What in the world is this? Sorry I don’t have anything for scale in the photo. I’d guess it was about the size of my fingernail.
How you want your letter signed: Rena
You observed the metamorphosis of a Cicada. The nymph has been living underground feeding on roots, and as it neared maturity, it dug to the surface, climbed the plant upon which you observed it, split its skin and emerged as a winged adult.
You did not notice the wings as they had not yet expanded and hardened. The pattern on the nymph resembles this nymph on BugGuide of a Platypedia species.
Letter 14 – Cicada Metamorphosis in Borneo

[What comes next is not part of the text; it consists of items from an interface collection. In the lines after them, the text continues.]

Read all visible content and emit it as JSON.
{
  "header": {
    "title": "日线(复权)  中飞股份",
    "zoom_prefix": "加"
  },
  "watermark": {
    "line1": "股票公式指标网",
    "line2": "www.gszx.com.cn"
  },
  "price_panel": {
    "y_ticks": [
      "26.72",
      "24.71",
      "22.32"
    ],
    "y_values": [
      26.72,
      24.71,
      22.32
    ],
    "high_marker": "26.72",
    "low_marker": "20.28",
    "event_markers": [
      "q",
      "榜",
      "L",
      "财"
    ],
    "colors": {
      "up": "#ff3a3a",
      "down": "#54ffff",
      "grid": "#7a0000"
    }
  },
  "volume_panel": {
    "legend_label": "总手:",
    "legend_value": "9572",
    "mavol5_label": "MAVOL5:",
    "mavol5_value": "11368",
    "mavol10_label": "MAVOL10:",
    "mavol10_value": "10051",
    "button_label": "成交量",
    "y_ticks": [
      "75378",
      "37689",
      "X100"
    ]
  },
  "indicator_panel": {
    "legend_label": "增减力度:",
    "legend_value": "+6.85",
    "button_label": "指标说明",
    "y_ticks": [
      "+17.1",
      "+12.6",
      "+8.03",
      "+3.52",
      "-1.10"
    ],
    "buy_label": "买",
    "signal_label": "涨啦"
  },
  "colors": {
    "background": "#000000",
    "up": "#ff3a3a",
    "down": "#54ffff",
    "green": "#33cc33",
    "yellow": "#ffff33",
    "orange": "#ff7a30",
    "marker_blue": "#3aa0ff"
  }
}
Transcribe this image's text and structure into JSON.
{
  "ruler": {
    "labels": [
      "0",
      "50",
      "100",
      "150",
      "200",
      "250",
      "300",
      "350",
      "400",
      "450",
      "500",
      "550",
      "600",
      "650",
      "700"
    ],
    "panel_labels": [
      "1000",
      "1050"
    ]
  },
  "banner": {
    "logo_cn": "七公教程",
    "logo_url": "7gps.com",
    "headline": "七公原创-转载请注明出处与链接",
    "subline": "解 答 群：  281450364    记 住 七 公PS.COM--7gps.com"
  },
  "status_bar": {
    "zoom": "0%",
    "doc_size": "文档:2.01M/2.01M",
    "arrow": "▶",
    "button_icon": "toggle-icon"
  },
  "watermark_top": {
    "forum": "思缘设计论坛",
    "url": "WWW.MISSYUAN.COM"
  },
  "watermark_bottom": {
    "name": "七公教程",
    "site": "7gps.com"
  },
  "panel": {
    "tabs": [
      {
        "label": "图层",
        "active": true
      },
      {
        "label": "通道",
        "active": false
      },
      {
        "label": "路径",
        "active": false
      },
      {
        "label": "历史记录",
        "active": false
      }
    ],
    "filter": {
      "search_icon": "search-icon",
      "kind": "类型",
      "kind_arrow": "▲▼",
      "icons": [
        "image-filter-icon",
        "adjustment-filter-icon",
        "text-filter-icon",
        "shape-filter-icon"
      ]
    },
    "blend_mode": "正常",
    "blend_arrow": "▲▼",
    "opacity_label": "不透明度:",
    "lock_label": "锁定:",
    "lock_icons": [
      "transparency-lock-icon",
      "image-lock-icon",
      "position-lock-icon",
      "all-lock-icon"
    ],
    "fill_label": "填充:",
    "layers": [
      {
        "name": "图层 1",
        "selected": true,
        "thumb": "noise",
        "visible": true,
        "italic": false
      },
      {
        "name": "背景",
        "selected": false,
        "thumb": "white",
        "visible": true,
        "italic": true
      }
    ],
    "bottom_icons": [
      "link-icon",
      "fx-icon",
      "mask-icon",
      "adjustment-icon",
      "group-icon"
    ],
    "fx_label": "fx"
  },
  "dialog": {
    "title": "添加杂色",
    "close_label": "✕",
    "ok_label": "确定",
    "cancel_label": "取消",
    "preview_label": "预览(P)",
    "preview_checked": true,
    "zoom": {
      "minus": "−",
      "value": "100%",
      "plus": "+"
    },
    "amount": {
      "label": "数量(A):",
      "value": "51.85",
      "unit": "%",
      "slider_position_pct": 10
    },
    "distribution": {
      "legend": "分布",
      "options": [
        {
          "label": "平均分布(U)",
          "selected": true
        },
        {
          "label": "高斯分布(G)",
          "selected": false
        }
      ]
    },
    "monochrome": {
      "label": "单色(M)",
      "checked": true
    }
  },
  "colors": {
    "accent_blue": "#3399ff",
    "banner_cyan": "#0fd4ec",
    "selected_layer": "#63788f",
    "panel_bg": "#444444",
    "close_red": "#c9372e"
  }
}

Subject: What ciacada species is this?
Geographic location of the bug: Borneo, Sabah
Time: 03:34 AM EDT
Your letter to the bugman: Hi there, please help me identify the cicada species.
How you want your letter signed: gurveena
Your images illustrate the metamorphosis of two Cicadas, and we cannot even state for certain they are the same species as they are in different stages of the process. Furthermore, they have not yet hardened after transformation and they have not yet assumed their final coloration.
Perhaps one of our readers more versed in the Cicadas of Borneo will be able to provide more conclusive identifications. Your images are awesome.
Letter 15 – Cicada in Manhattan
Subject: NYC Exotic or Neighbor’s Luggage Jumper from….?
Geographic location of the bug: Lower Manhattan, New York City
Time: 08:07 PM EDT
Your letter to the bugman: Hi!
This is the best shot I could get — I don’t have a great shot of the head area but you can see part (the “bugged” out eyes) and the coloring in brown on the body and green on the wings.
Thanks for running this site and fielding questions like mine.
How you want your letter signed: Downtown Prof
Dear Downtown Prof,
This is an Annual Cicada, an insect that is sometimes called a Dog Day Harvestfly because they are most numerous during the Dog Days of Summer and they look like a giant Fly.
It would not be unusual to find Cicadas in Manhattan as the lifetime of an Annual Cicada nymph is spent underground drawing nutrients from the roots of trees, shrubs and other plants, and even Manhattan has street trees and parks. When it nears maturity, the Cicada nymph digs to the surfaces, molts for the last time and emerges as a winged adult Cicada.
Cicadas are full of nutrients and even fat, and they are a valuable source of food for wildlife, and with the current trend in entomophagy, Cicadas are even relished by humans, especially when Periodical Cicadas appear after 17 years underground. Perhaps the Annual Cicadas most fascinating predator is the Cicada Killer, a large wasp that paralyzes the Cicada and buries it where it will feed the young of the Cicada Killer.
Adult Cicada Killers are vegans that take nectar from flowers, and their sole meal as a larva is a paralyzed Cicada. Perhaps you will be lucky enough to witness a Cicada Killer with its prey in Manhattan.
Thanks so much! I used to live in Morningside Hts…(Columbia U) …much greener up there. But, I live off a private University park at NYU and I bet that’s why I got the visitor. And following your insight about importance to wild life, a pigeon was stalking the cicada from the terrace next door.
You must get some great stories (or tedious ones like mine!).